Josephine Baker was an acclaimed entertainer and civil rights activist that used her fame to undertake clandestine Intelligence work during WWII.
1.0. Background: Josephine Baker
Josephine Baker was born Freda Josephine MacDonald in St Louis Missouri, in 1906. Growing up in a poor household, she entered several marriages during her teenage years. Her second husband, William Howard Baker, gave her the surname she would keep.
She later moved to France in 1925 to pursue her career in entertainment. Here, she found incredible mainstream success. Through her acting, singing, and dancing performances, she was able to perform for many international audiences. She ultimately became the first black woman to star in a motion picture [source].
Josephine Baker became a French citizen through her marriage to her third husband Jean Lion in 1937. She then renounced her American citizenship. Whenever she would attempt to return to the US, she was met with staunch racism and segregation laws that would ultimately make her return to France. Here, audiences were far more liberal and accepting of her artistry.
2.0. Espionage Work
Baker approached French Intelligence Services at the start of World War II to offer herself for work. Due to her popularity across Europe, she was able to attend and perform at high-profile events. Under this cover, Baker would gather information and take clandestine photographs of enemy locations. She was able to conceal information within her music scores and scripts, which allowed her to pass this information back to Allied forces.
Josephine Baker also brought several spies from Allied forces into her troupe, allowing them to travel to Spain and Portugal with her undercover. This ultimately would be instrumental in tracking enemy movements and assisting Allied Forces’ strategizing.
Baker later trained as a pilot for the French Forces Libreas in Morocco. Here, she became second lieutenant in a female group in the Air Force. Within her role, she transported supplies for the Red Cross [source]
3.0. Civil Rights Activist
Josephine Baker was also a dedicated civil rights campaigner and activist. Whilst she had gained widespread acclaim for her work in Europe, she continued to receive resistance in her home country of the US. Segregation was still widely enforced, and many white audiences took issue with a woman of colour having a platform.
Although she had renounced her US Citizenship, Baker still saw the need to improve the social conditions in her home country through campaigning for civil rights. Despite such unimaginable adversity, Josephine Baker remained strong in her values. She refused to perform for segregated audiences and wrote numerous articles campaigning for the end of Jim Crow laws in the US. She joined many anti-racism and anti-xenophobia campaigning groups in their early days of existence. In 1963, Josephine Baker was the only woman to give a speech in the March on Washington, alongside Martin Luther King Junior.

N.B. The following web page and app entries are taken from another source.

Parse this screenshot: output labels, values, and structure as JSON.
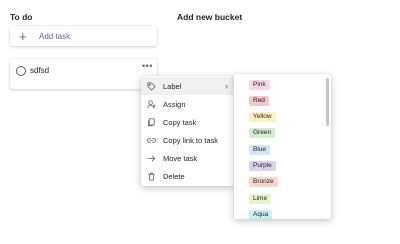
{
  "buckets": {
    "todo_title": "To do",
    "add_bucket_title": "Add new bucket"
  },
  "add_task": {
    "label": "Add task",
    "icon": "plus-icon"
  },
  "task": {
    "title": "sdfsd",
    "more_icon": "more-icon"
  },
  "context_menu": {
    "items": [
      {
        "label": "Label",
        "icon": "tag-icon",
        "has_submenu": true
      },
      {
        "label": "Assign",
        "icon": "assign-user-icon"
      },
      {
        "label": "Copy task",
        "icon": "copy-icon"
      },
      {
        "label": "Copy link to task",
        "icon": "link-icon"
      },
      {
        "label": "Move task",
        "icon": "arrow-right-icon"
      },
      {
        "label": "Delete",
        "icon": "trash-icon"
      }
    ]
  },
  "labels": {
    "items": [
      {
        "label": "Pink",
        "color": "#fbd5e8"
      },
      {
        "label": "Red",
        "color": "#f4c7cb"
      },
      {
        "label": "Yellow",
        "color": "#fdf1c2"
      },
      {
        "label": "Green",
        "color": "#d3ecd0"
      },
      {
        "label": "Blue",
        "color": "#d2e6fa"
      },
      {
        "label": "Purple",
        "color": "#ddd1ef"
      },
      {
        "label": "Bronze",
        "color": "#f6d8c9"
      },
      {
        "label": "Lime",
        "color": "#e4f3cb"
      },
      {
        "label": "Aqua",
        "color": "#c8eef2"
      }
    ]
  },
  "colors": {
    "accent": "#6264a7",
    "text": "#252423",
    "muted": "#605e5c"
  }
}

4.0. Josephine Baker Legacy
Josephine Baker has a multifaceted legacy, remembered for her entertainment work and her wartime efforts. She passed away in 1975, although continues to receive accolades for her commitments. For her commitment to the war effort, she received the Croix de Guerre, the Rosette de la Résistance and was made a Knight of the Legion of Honor.
Baker entered the Pantheon in Paris in 2021. She is one of only six women, and the only woman of colour, to do so.
Josephine Baker was undoubtedly a pioneer of stage and screen. She was a smart woman who was able to use her fame to advance the French cause during WWII, undertaking incredibly risky clandestine intelligence work. As a result, she is enshrined in French history as a hero both for her war effort and in popular culture.